● **What you need to do**
Set down the whole listing verbatim.

● **Listed entries**
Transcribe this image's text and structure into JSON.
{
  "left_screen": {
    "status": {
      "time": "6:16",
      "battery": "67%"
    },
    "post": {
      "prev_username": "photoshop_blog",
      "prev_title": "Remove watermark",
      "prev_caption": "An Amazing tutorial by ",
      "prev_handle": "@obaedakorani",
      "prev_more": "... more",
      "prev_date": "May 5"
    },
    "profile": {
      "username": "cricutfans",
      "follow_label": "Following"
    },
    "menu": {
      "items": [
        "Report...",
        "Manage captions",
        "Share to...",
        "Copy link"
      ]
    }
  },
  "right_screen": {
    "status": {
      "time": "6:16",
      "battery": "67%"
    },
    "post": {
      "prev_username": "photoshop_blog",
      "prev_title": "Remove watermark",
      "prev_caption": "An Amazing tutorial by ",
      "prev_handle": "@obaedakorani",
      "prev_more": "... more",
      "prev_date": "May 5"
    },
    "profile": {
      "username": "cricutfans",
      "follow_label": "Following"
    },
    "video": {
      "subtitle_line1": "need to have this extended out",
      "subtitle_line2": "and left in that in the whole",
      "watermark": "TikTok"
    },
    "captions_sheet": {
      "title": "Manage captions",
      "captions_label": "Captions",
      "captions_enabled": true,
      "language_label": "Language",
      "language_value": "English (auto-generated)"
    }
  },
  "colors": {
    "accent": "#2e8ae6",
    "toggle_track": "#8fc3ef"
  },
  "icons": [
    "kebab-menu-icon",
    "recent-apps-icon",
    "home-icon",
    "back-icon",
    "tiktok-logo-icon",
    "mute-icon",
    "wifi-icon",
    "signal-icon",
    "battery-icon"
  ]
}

● **Solution to the exercise**
Transcribe this image's text and structure into JSON.
{
  "left_screen": {
    "status": {
      "time": "6:16",
      "battery": "67%"
    },
    "post": {
      "prev_username": "photoshop_blog",
      "prev_title": "Remove watermark",
      "prev_caption": "An Amazing tutorial by ",
      "prev_handle": "@obaedakorani",
      "prev_more": "... more",
      "prev_date": "May 5"
    },
    "profile": {
      "username": "cricutfans",
      "follow_label": "Following"
    },
    "menu": {
      "items": [
        "Report...",
        "Manage captions",
        "Share to...",
        "Copy link"
      ]
    }
  },
  "right_screen": {
    "status": {
      "time": "6:16",
      "battery": "67%"
    },
    "post": {
      "prev_username": "photoshop_blog",
      "prev_title": "Remove watermark",
      "prev_caption": "An Amazing tutorial by ",
      "prev_handle": "@obaedakorani",
      "prev_more": "... more",
      "prev_date": "May 5"
    },
    "profile": {
      "username": "cricutfans",
      "follow_label": "Following"
    },
    "video": {
      "subtitle_line1": "need to have this extended out",
      "subtitle_line2": "and left in that in the whole",
      "watermark": "TikTok"
    },
    "captions_sheet": {
      "title": "Manage captions",
      "captions_label": "Captions",
      "captions_enabled": true,
      "language_label": "Language",
      "language_value": "English (auto-generated)"
    }
  },
  "colors": {
    "accent": "#2e8ae6",
    "toggle_track": "#8fc3ef"
  },
  "icons": [
    "kebab-menu-icon",
    "recent-apps-icon",
    "home-icon",
    "back-icon",
    "tiktok-logo-icon",
    "mute-icon",
    "wifi-icon",
    "signal-icon",
    "battery-icon"
  ]
}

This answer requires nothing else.